Lucas also bluntly acknowledged that the reason actors do these films is just for the money and that the filming itself was a painful slog. Literally; two emergency-room visits resulted from injuries he sustained as he struggled through the submerged maze of wires and debris that made up the set.

But enough about the star. How about the 100-foot wall of water that scuttles the ship in the first place? About as absurd as The Day After Tomorrow's 24-hour global freeze, right?

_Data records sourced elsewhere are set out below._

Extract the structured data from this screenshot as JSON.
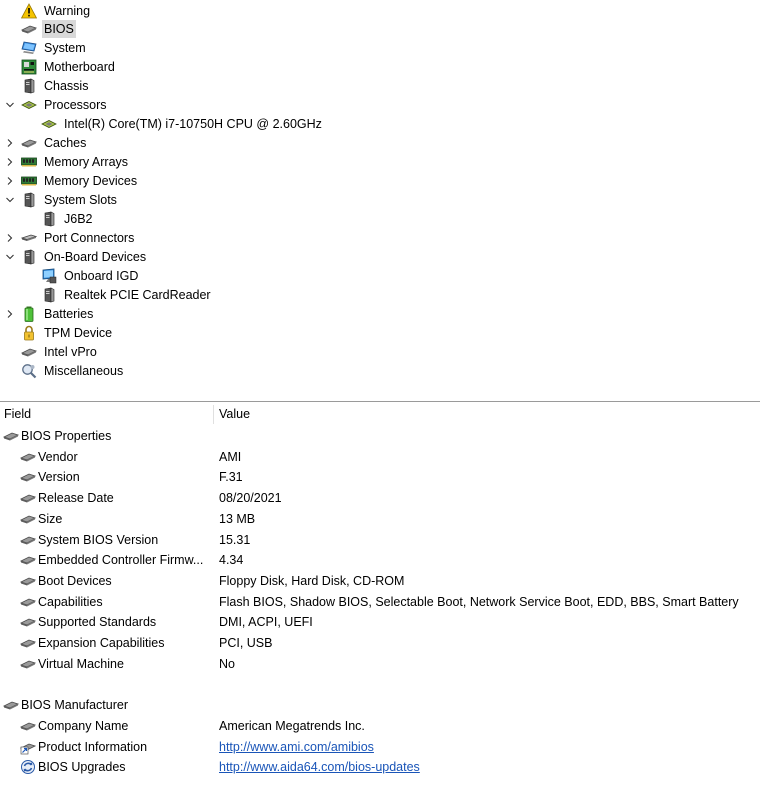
{
  "tree": {
    "items": [
      {
        "label": "Warning",
        "icon": "warning-icon",
        "level": 0,
        "expander": "none",
        "selected": false
      },
      {
        "label": "BIOS",
        "icon": "chip-icon",
        "level": 0,
        "expander": "none",
        "selected": true
      },
      {
        "label": "System",
        "icon": "computer-icon",
        "level": 0,
        "expander": "none",
        "selected": false
      },
      {
        "label": "Motherboard",
        "icon": "motherboard-icon",
        "level": 0,
        "expander": "none",
        "selected": false
      },
      {
        "label": "Chassis",
        "icon": "tower-icon",
        "level": 0,
        "expander": "none",
        "selected": false
      },
      {
        "label": "Processors",
        "icon": "cpu-icon",
        "level": 0,
        "expander": "expanded",
        "selected": false
      },
      {
        "label": "Intel(R) Core(TM) i7-10750H CPU @ 2.60GHz",
        "icon": "cpu-icon",
        "level": 1,
        "expander": "none",
        "selected": false
      },
      {
        "label": "Caches",
        "icon": "chip-icon",
        "level": 0,
        "expander": "collapsed",
        "selected": false
      },
      {
        "label": "Memory Arrays",
        "icon": "memory-icon",
        "level": 0,
        "expander": "collapsed",
        "selected": false
      },
      {
        "label": "Memory Devices",
        "icon": "memory-icon",
        "level": 0,
        "expander": "collapsed",
        "selected": false
      },
      {
        "label": "System Slots",
        "icon": "tower-icon",
        "level": 0,
        "expander": "expanded",
        "selected": false
      },
      {
        "label": "J6B2",
        "icon": "tower-icon",
        "level": 1,
        "expander": "none",
        "selected": false
      },
      {
        "label": "Port Connectors",
        "icon": "connector-icon",
        "level": 0,
        "expander": "collapsed",
        "selected": false
      },
      {
        "label": "On-Board Devices",
        "icon": "tower-icon",
        "level": 0,
        "expander": "expanded",
        "selected": false
      },
      {
        "label": "Onboard IGD",
        "icon": "display-icon",
        "level": 1,
        "expander": "none",
        "selected": false
      },
      {
        "label": "Realtek PCIE CardReader",
        "icon": "tower-icon",
        "level": 1,
        "expander": "none",
        "selected": false
      },
      {
        "label": "Batteries",
        "icon": "battery-icon",
        "level": 0,
        "expander": "collapsed",
        "selected": false
      },
      {
        "label": "TPM Device",
        "icon": "lock-icon",
        "level": 0,
        "expander": "none",
        "selected": false
      },
      {
        "label": "Intel vPro",
        "icon": "chip-icon",
        "level": 0,
        "expander": "none",
        "selected": false
      },
      {
        "label": "Miscellaneous",
        "icon": "magnifier-icon",
        "level": 0,
        "expander": "none",
        "selected": false
      }
    ]
  },
  "grid": {
    "columns": {
      "field": "Field",
      "value": "Value"
    },
    "rows": [
      {
        "kind": "group",
        "field": "BIOS Properties",
        "icon": "chip-icon",
        "value": ""
      },
      {
        "kind": "item",
        "field": "Vendor",
        "icon": "chip-icon",
        "value": "AMI"
      },
      {
        "kind": "item",
        "field": "Version",
        "icon": "chip-icon",
        "value": "F.31"
      },
      {
        "kind": "item",
        "field": "Release Date",
        "icon": "chip-icon",
        "value": "08/20/2021"
      },
      {
        "kind": "item",
        "field": "Size",
        "icon": "chip-icon",
        "value": "13 MB"
      },
      {
        "kind": "item",
        "field": "System BIOS Version",
        "icon": "chip-icon",
        "value": "15.31"
      },
      {
        "kind": "item",
        "field": "Embedded Controller Firmw...",
        "icon": "chip-icon",
        "value": "4.34"
      },
      {
        "kind": "item",
        "field": "Boot Devices",
        "icon": "chip-icon",
        "value": "Floppy Disk, Hard Disk, CD-ROM"
      },
      {
        "kind": "item",
        "field": "Capabilities",
        "icon": "chip-icon",
        "value": "Flash BIOS, Shadow BIOS, Selectable Boot, Network Service Boot, EDD, BBS, Smart Battery"
      },
      {
        "kind": "item",
        "field": "Supported Standards",
        "icon": "chip-icon",
        "value": "DMI, ACPI, UEFI"
      },
      {
        "kind": "item",
        "field": "Expansion Capabilities",
        "icon": "chip-icon",
        "value": "PCI, USB"
      },
      {
        "kind": "item",
        "field": "Virtual Machine",
        "icon": "chip-icon",
        "value": "No"
      },
      {
        "kind": "blank",
        "field": "",
        "icon": "",
        "value": ""
      },
      {
        "kind": "group",
        "field": "BIOS Manufacturer",
        "icon": "chip-icon",
        "value": ""
      },
      {
        "kind": "item",
        "field": "Company Name",
        "icon": "chip-icon",
        "value": "American Megatrends Inc."
      },
      {
        "kind": "item",
        "field": "Product Information",
        "icon": "link-chip-icon",
        "value": "http://www.ami.com/amibios",
        "link": true
      },
      {
        "kind": "item",
        "field": "BIOS Upgrades",
        "icon": "update-icon",
        "value": "http://www.aida64.com/bios-updates",
        "link": true
      }
    ]
  }
}
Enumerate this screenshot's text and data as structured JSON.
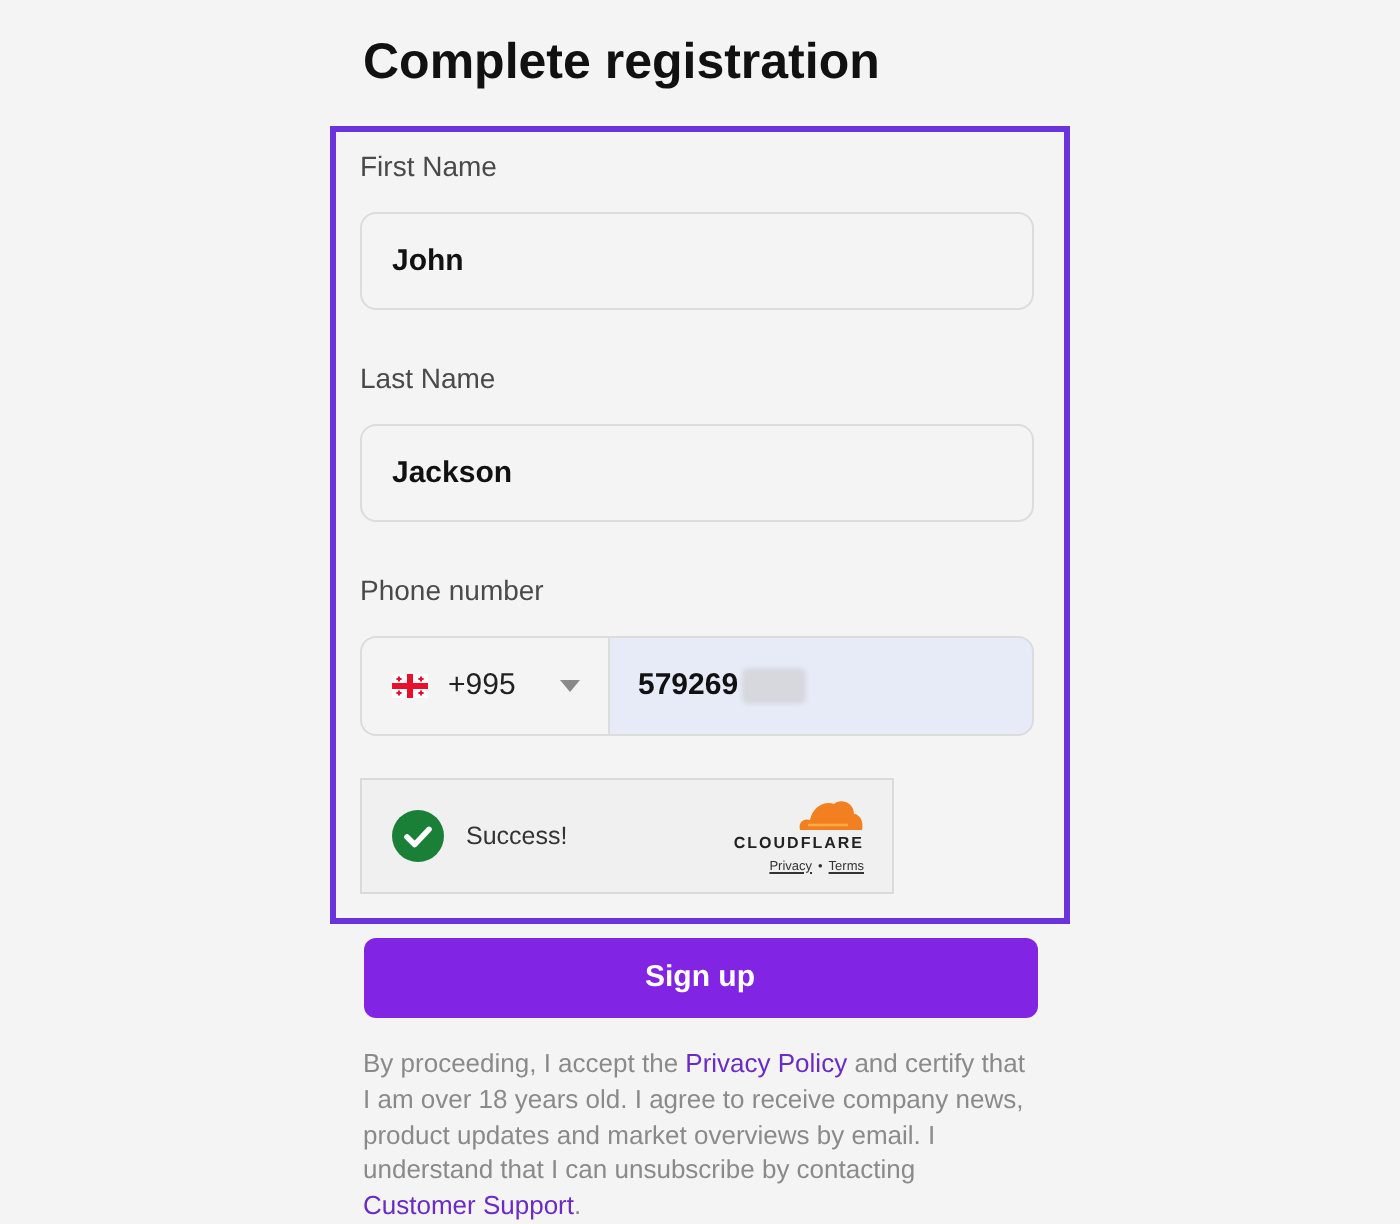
{
  "page": {
    "title": "Complete registration"
  },
  "form": {
    "highlighted": true,
    "fields": [
      {
        "kind": "text",
        "label": "First Name",
        "value": "John"
      },
      {
        "kind": "text",
        "label": "Last Name",
        "value": "Jackson"
      },
      {
        "kind": "phone",
        "label": "Phone number",
        "country_code": "+995",
        "value": "579269",
        "autofilled": true,
        "redacted": true
      }
    ],
    "captcha": {
      "status": "Success!",
      "verified": true,
      "brand": "CLOUDFLARE",
      "links": [
        "Privacy",
        "Terms"
      ],
      "separator": "•"
    }
  },
  "submit_button": "Sign up",
  "consent": [
    {
      "kind": "text",
      "text": "By proceeding, I accept the "
    },
    {
      "kind": "link",
      "text": "Privacy Policy"
    },
    {
      "kind": "text",
      "text": " and certify that I am over 18 years old. I agree to receive company news, product updates and market overviews by email. I understand that I can unsubscribe by contacting "
    },
    {
      "kind": "link",
      "text": "Customer Support"
    },
    {
      "kind": "text",
      "text": "."
    }
  ]
}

Actually, no. It turns out these waves are real, and they actually do sink a number of ships each year. Rogue waves (also called freak waves or monster waves) were long assumed to be just the stuff of mariner legend. Until January 1, 1995, when just such a wave was definitely documented at a North Sea oil platform (in a rare though insignificant case of action flick mimicking reality, the wave also strikes the fictional Poseidon on New Year's). In 2000, the EU initiated Project MaxWave, which used imagery from European Space Agency satellites to conclude once and for all that rogue waves are real. Scientists are now using the project's finding to study the root causes of the monster swells. My conclusion: Add rogue waves to the long list of good reasons never to go on a cruise. And check out this link for more on the science behind them. —Kalee Thompson